“A strong and truly enjoyable action film”
With The Hunger Games franchise recently concluding, the Harry Potter franchise long out of the picture, and the Divergent series looking to wrap up in a couple months, Hollywood is undoubtedly scrambling to find the next big young adult franchise. Last time this kind of thing happened, we got such forgettable films like Vampire Academy and City of Ember, films that basically seemed to think they could scrape by on their name-recognition that they could, in turn, cover-up their own mediocrity. Now, however, the industry finds itself in more dire straights, so it only seemed right that Rick Yancey’s novel The 5th Wave, the first of a trilogy, would find itself blown up on the big screen sooner or later.

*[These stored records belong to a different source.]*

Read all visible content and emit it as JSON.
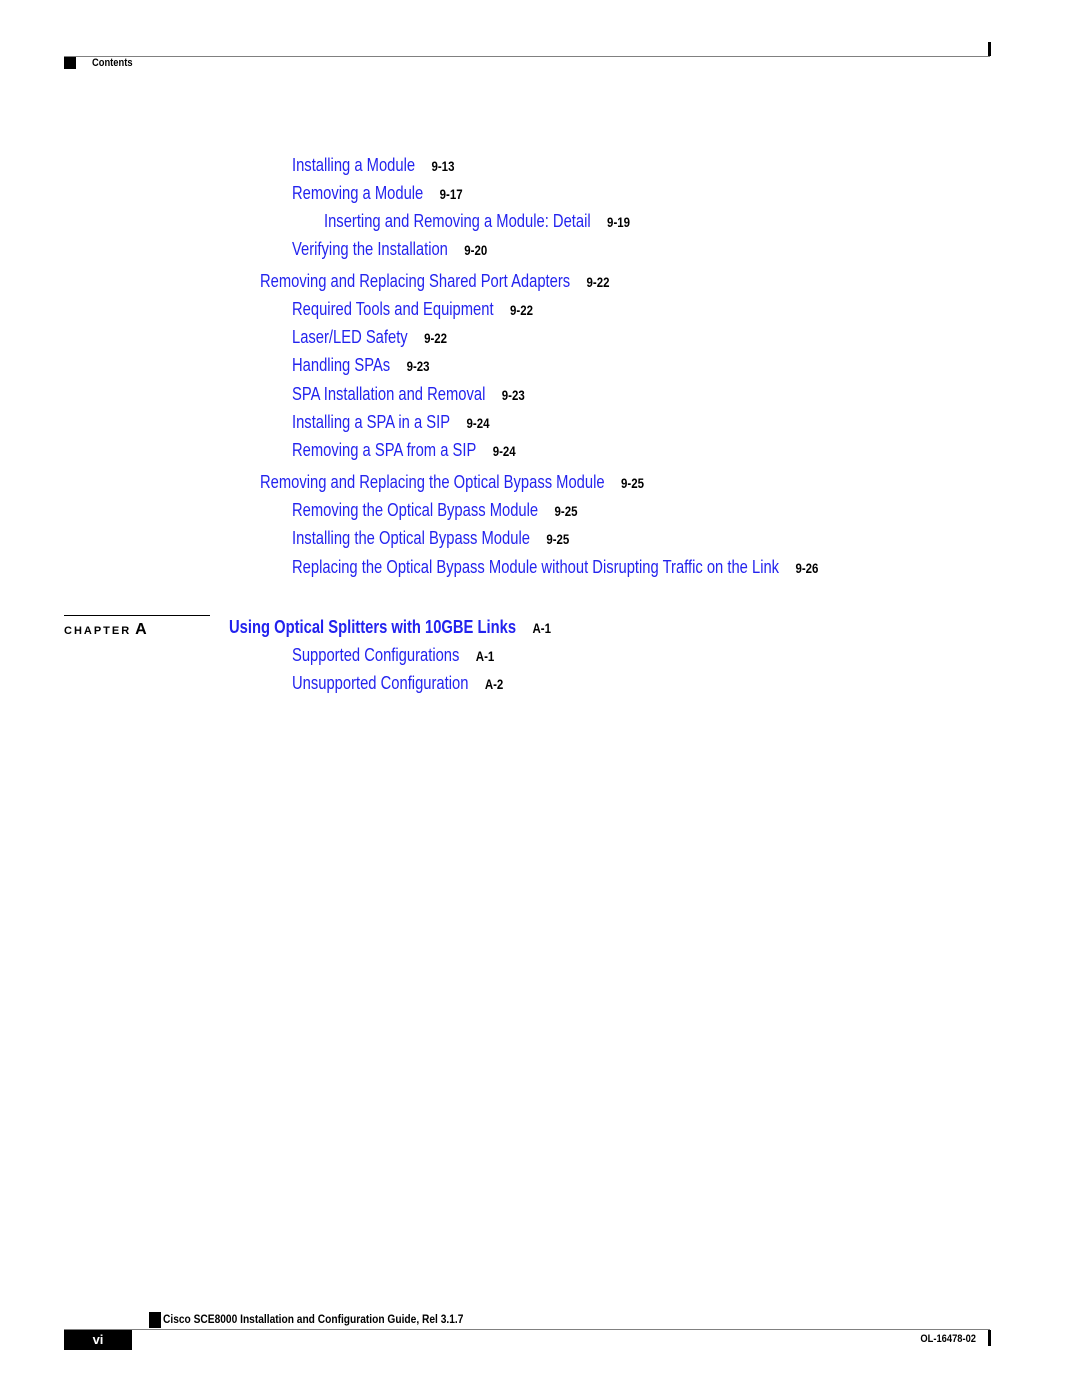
{
  "header": {
    "section_label": "Contents"
  },
  "toc": [
    {
      "title": "Installing a Module",
      "page": "9-13",
      "level": 2
    },
    {
      "title": "Removing a Module",
      "page": "9-17",
      "level": 2
    },
    {
      "title": "Inserting and Removing a Module: Detail",
      "page": "9-19",
      "level": 3
    },
    {
      "title": "Verifying the Installation",
      "page": "9-20",
      "level": 2
    },
    {
      "title": "Removing and Replacing Shared Port Adapters",
      "page": "9-22",
      "level": 1
    },
    {
      "title": "Required Tools and Equipment",
      "page": "9-22",
      "level": 2
    },
    {
      "title": "Laser/LED Safety",
      "page": "9-22",
      "level": 2
    },
    {
      "title": "Handling SPAs",
      "page": "9-23",
      "level": 2
    },
    {
      "title": "SPA Installation and Removal",
      "page": "9-23",
      "level": 2
    },
    {
      "title": "Installing a SPA in a SIP",
      "page": "9-24",
      "level": 2
    },
    {
      "title": "Removing a SPA from a SIP",
      "page": "9-24",
      "level": 2
    },
    {
      "title": "Removing and Replacing the Optical Bypass Module",
      "page": "9-25",
      "level": 1
    },
    {
      "title": "Removing the Optical Bypass Module",
      "page": "9-25",
      "level": 2
    },
    {
      "title": "Installing the Optical Bypass Module",
      "page": "9-25",
      "level": 2
    },
    {
      "title": "Replacing the Optical Bypass Module without Disrupting Traffic on the Link",
      "page": "9-26",
      "level": 2
    }
  ],
  "chapter": {
    "label": "CHAPTER",
    "letter": "A",
    "title": "Using Optical Splitters with 10GBE Links",
    "page": "A-1",
    "entries": [
      {
        "title": "Supported Configurations",
        "page": "A-1"
      },
      {
        "title": "Unsupported Configuration",
        "page": "A-2"
      }
    ]
  },
  "footer": {
    "book_title": "Cisco SCE8000 Installation and Configuration Guide, Rel 3.1.7",
    "page_number": "vi",
    "doc_number": "OL-16478-02"
  },
  "colors": {
    "link": "#2323ee",
    "text": "#000000"
  }
}
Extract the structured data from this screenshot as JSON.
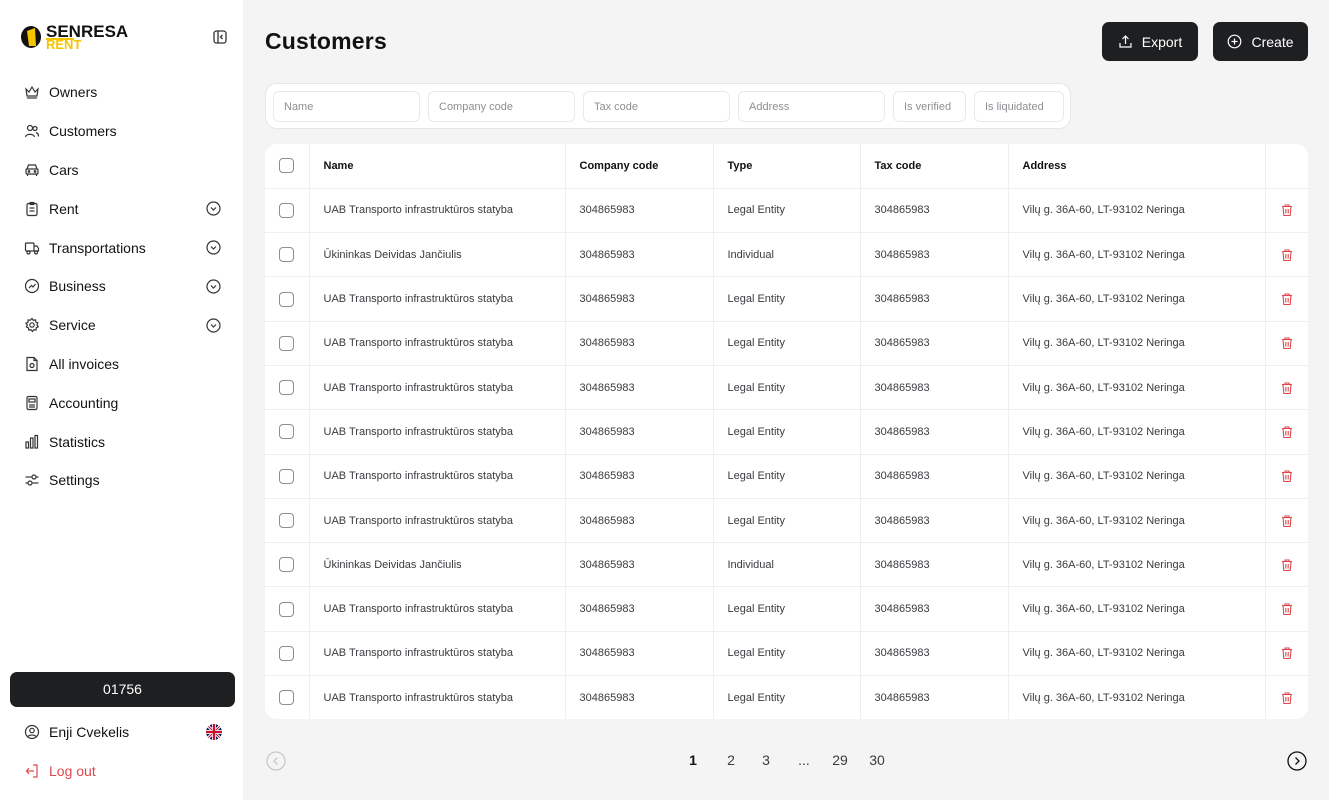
{
  "brand": {
    "name_top": "SENRESA",
    "name_bottom": "RENT"
  },
  "sidebar": {
    "items": [
      {
        "label": "Owners",
        "icon": "crown-icon",
        "expandable": false
      },
      {
        "label": "Customers",
        "icon": "users-icon",
        "expandable": false
      },
      {
        "label": "Cars",
        "icon": "car-icon",
        "expandable": false
      },
      {
        "label": "Rent",
        "icon": "clipboard-icon",
        "expandable": true
      },
      {
        "label": "Transportations",
        "icon": "truck-icon",
        "expandable": true
      },
      {
        "label": "Business",
        "icon": "gauge-icon",
        "expandable": true
      },
      {
        "label": "Service",
        "icon": "gear-icon",
        "expandable": true
      },
      {
        "label": "All invoices",
        "icon": "invoice-icon",
        "expandable": false
      },
      {
        "label": "Accounting",
        "icon": "accounting-icon",
        "expandable": false
      },
      {
        "label": "Statistics",
        "icon": "bar-chart-icon",
        "expandable": false
      },
      {
        "label": "Settings",
        "icon": "sliders-icon",
        "expandable": false
      }
    ],
    "account_code": "01756",
    "user_name": "Enji Cvekelis",
    "language_flag": "uk-flag-icon",
    "logout_label": "Log out",
    "logout_color": "#e0474c"
  },
  "page": {
    "title": "Customers",
    "export_label": "Export",
    "create_label": "Create"
  },
  "filters": {
    "name_placeholder": "Name",
    "company_code_placeholder": "Company code",
    "tax_code_placeholder": "Tax code",
    "address_placeholder": "Address",
    "is_verified_placeholder": "Is verified",
    "is_liquidated_placeholder": "Is liquidated"
  },
  "table": {
    "columns": [
      "Name",
      "Company code",
      "Type",
      "Tax code",
      "Address"
    ],
    "rows": [
      {
        "name": "UAB Transporto infrastruktūros statyba",
        "company_code": "304865983",
        "type": "Legal Entity",
        "tax_code": "304865983",
        "address": "Vilų g. 36A-60, LT-93102 Neringa"
      },
      {
        "name": "Ūkininkas Deividas Jančiulis",
        "company_code": "304865983",
        "type": "Individual",
        "tax_code": "304865983",
        "address": "Vilų g. 36A-60, LT-93102 Neringa"
      },
      {
        "name": "UAB Transporto infrastruktūros statyba",
        "company_code": "304865983",
        "type": "Legal Entity",
        "tax_code": "304865983",
        "address": "Vilų g. 36A-60, LT-93102 Neringa"
      },
      {
        "name": "UAB Transporto infrastruktūros statyba",
        "company_code": "304865983",
        "type": "Legal Entity",
        "tax_code": "304865983",
        "address": "Vilų g. 36A-60, LT-93102 Neringa"
      },
      {
        "name": "UAB Transporto infrastruktūros statyba",
        "company_code": "304865983",
        "type": "Legal Entity",
        "tax_code": "304865983",
        "address": "Vilų g. 36A-60, LT-93102 Neringa"
      },
      {
        "name": "UAB Transporto infrastruktūros statyba",
        "company_code": "304865983",
        "type": "Legal Entity",
        "tax_code": "304865983",
        "address": "Vilų g. 36A-60, LT-93102 Neringa"
      },
      {
        "name": "UAB Transporto infrastruktūros statyba",
        "company_code": "304865983",
        "type": "Legal Entity",
        "tax_code": "304865983",
        "address": "Vilų g. 36A-60, LT-93102 Neringa"
      },
      {
        "name": "UAB Transporto infrastruktūros statyba",
        "company_code": "304865983",
        "type": "Legal Entity",
        "tax_code": "304865983",
        "address": "Vilų g. 36A-60, LT-93102 Neringa"
      },
      {
        "name": "Ūkininkas Deividas Jančiulis",
        "company_code": "304865983",
        "type": "Individual",
        "tax_code": "304865983",
        "address": "Vilų g. 36A-60, LT-93102 Neringa"
      },
      {
        "name": "UAB Transporto infrastruktūros statyba",
        "company_code": "304865983",
        "type": "Legal Entity",
        "tax_code": "304865983",
        "address": "Vilų g. 36A-60, LT-93102 Neringa"
      },
      {
        "name": "UAB Transporto infrastruktūros statyba",
        "company_code": "304865983",
        "type": "Legal Entity",
        "tax_code": "304865983",
        "address": "Vilų g. 36A-60, LT-93102 Neringa"
      },
      {
        "name": "UAB Transporto infrastruktūros statyba",
        "company_code": "304865983",
        "type": "Legal Entity",
        "tax_code": "304865983",
        "address": "Vilų g. 36A-60, LT-93102 Neringa"
      }
    ],
    "delete_icon_color": "#e0474c"
  },
  "pagination": {
    "pages": [
      "1",
      "2",
      "3",
      "...",
      "29",
      "30"
    ],
    "current": "1"
  },
  "colors": {
    "brand_yellow": "#f5c400",
    "dark_button": "#1e1f21",
    "danger": "#e0474c"
  }
}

For the first time in recent memory, after practically sneering at every adaptation of “The Hunger Games” in some way and totally dismissing Divergent all around, I’ve found a young adult franchise I’m actually really intrigued in seeing adapted to film. The 5th Wave is a sprawling and immersive action experience, brimful of the kind of emotions that come with apocalyptic destruction that don’t feel like it’s pandering to mawkish sentiments. It’s a wickedly entertaining film, opening with its feet practically sprinting and never letting up, even during its slower, more reserved sequences of buildup and character relations. It’s first film of 2016 you really should see.
The film revolves around Cassie Sullivan (Chloë Grace Moretz), a high school girl who is caught in the middle of utter chaos when a large, foreign spaceship suddenly appears in the sky and hovers over her community. The ship, housing aliens known as “the others,” unleash havoc on Earth in the form of “waves.” The first wave disables anything that runs on power: cell-phones, cars, computers, telephones, motors, engines, generators, electricity, etc. The second wave completely destroys the levee and faultline system of the world, resulting in massive coastal flooding and the destruction of all islands in the blink of an eye. These two waves are designed to weed out the weak and feeble.
The third wave launches a virus that appears like a mixture of Ebola/Swine flu, weakening the immune systems of those who have proven themselves strong enough to survive the first two waves. The more advanced and abstract fourth and fifth waves are what the film focuses on. Upon the first three waves occurring, Cassie, her brother Sammy (Zackary Arthur), and her father Oliver (Ron Livingston) seek refuge at a local internment camp in the woods. During their stay, the U.S. Army arrives, commanded by Colonel Vosch (Liev Schreiber), stating that all the children must be bussed to safety, while the adults need to be inspected because “the others” have found a way to come down to Earth in the form of humans.
Cassie winds up getting separated from Sammy, and she must defend herself as she tries to define the fourth and fifth waves and figure out how to combat them. Meanwhile, the children, from toddler-aged kids to high-schoolers, are essentially drafted into the war with the others, under the command of Ben “Zombie” Parish (Nick Robinson), who happens to be Cassie’s crush. Meanwhile, Cassie seeks comfort under Evan Walker’s (Alex Roe) roof, a local boy who protects her after she’s nearly assassinated by a sniper.
The 5th Wave has one of the most energetic and exciting opening sequences I’ve seen in quite sometime. The film shows the waves unfold to the narration of Moretz, and the chaos is depicted with incredible special effects and pulsating tension that almost makes the film seem like something out of a graphic novel. Few live-action films could capture the energy and excitement of what can happen on the colorful pages of a graphic novel (The 5th Wave is not a graphic novel, to be clear), but this is a film that has that kind of energy and constant intensity found in one of those many volumes. This is also largely in part to the action being so clear and discernible, rather than muddled and incoherent, thanks to the skilled hands of director J Blakeson and cinematographer Enrique Chediak.
Even when The 5th Wave is focusing on conversation between Cassie and Evan, it never becomes boring or poorly paced. The downtime in the middle of the film only makes the bookended scenes of peril and devastation all that more affecting. This is also one of the first young adult films to really be successful at communicating loss and guilt without going overboard in some aesthetic element to communicate said emotion. We can believe the events and how they affect the characters because, for one, screenwriters Susannah Grant, Akiva Goldsman, and Jeff Pinker don’t dwell on “woe is me” sequences for our lead character and constantly emphasize her strength by her actions rather than her image, and two, Moretz is a talented enough performer in her young age to handle enough emotional weight quite effectively.
I find it intriguing how so much emphasis was placed on The Hunger Games‘s Katniss Everdeen character, when she was about as opaque of a character as you can get when it comes to a female hero, and by the end of the second part of Mockingjay, nobody seemed to care that the entire end sequence was a contradiction of her being. Cassie Sullivan finds herself being much more of a riveting character, and Moretz finds herself in a position to showcase her talent rather than her image of female strength and power. The 5th Wave is a strong and truly enjoyable action film that could fittingly stand alongside the other big action releases of this year.